Carolina Comfort Systems is always looking for ways to enhance our customers experience when using our service. To that end we now offer online bill pay or financing through the new Just Push Pay system. You can access from your mobile device or computer and if financing get an answer in minutes. To take advantage of this new pay option from Carolina Comfort Systems please follow the links below
Did you know that according to the Consumer Product Safety Commission (CPSC) show that over 24,000 house fires and nearly $100 Million in property damage annually are related to faulty clothes dryer vent installation? These are high numbers for something that is relatively easy to prevent. Some of the problems are cause by builders or installers using improper materials to vent, very often the fire is caused by lint build up in the ducts. To avoid this make sure you clean your lint trap after each use and the ducts are professionally cleaned periodically.

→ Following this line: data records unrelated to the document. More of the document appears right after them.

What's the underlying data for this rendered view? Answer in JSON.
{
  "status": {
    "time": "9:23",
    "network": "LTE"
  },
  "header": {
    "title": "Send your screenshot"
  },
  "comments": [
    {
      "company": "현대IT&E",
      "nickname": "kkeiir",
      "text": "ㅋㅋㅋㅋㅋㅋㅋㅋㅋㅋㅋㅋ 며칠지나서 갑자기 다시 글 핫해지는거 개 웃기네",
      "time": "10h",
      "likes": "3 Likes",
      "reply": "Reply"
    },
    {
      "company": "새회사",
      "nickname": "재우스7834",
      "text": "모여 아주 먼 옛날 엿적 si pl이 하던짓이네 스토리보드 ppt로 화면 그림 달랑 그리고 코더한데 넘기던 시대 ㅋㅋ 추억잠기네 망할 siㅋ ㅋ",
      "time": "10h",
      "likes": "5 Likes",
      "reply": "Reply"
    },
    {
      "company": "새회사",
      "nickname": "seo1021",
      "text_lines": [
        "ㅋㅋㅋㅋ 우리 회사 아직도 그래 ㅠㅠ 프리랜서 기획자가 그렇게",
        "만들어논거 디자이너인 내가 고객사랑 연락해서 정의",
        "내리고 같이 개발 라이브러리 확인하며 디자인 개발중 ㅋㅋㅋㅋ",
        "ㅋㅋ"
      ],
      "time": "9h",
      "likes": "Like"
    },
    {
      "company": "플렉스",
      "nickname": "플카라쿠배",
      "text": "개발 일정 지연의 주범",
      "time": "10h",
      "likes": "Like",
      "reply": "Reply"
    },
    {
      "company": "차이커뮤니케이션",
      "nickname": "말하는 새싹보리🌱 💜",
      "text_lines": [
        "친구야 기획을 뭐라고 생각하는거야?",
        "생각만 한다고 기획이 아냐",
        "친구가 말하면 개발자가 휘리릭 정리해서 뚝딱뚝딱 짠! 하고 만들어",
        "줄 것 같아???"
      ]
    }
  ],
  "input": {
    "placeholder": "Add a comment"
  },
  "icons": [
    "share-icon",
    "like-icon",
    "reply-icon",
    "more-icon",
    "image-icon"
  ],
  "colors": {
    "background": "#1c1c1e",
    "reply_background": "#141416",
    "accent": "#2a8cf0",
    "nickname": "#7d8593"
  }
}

Dryer vents should only terminate outside the home and have a proper damper exterior cover to help prevent water, birds, insects, etc. from entering the duct. Venting inside (to a garage or basement) will cause moisture build up. Some people use a heat diverter in colder months which, while keeping warm air inside the home also can cause moisture build up, mold and air quality issues and we do not recommend this.
The material used should be a rigid or corrugated semi rigid metal duct. If you have plastic or foil, accordion type ducting it should be replaced -this will speed up drying and cut down on lint trapped inside the vent. The rigid or corrugated semi rigid metal duct material also provides maximum air flow
What can you do?
• Make sure to check the lint filter before and after each load of clothing
• Keep the area around the dryer clean and unobstructed.
• Have ducts and vents professionally cleaned periodically
• Have a qualified professional clean the dryer chassis periodically to minimize lint accumulation
Following these simple steps will minimize safety issues and prolong the life of your dryer.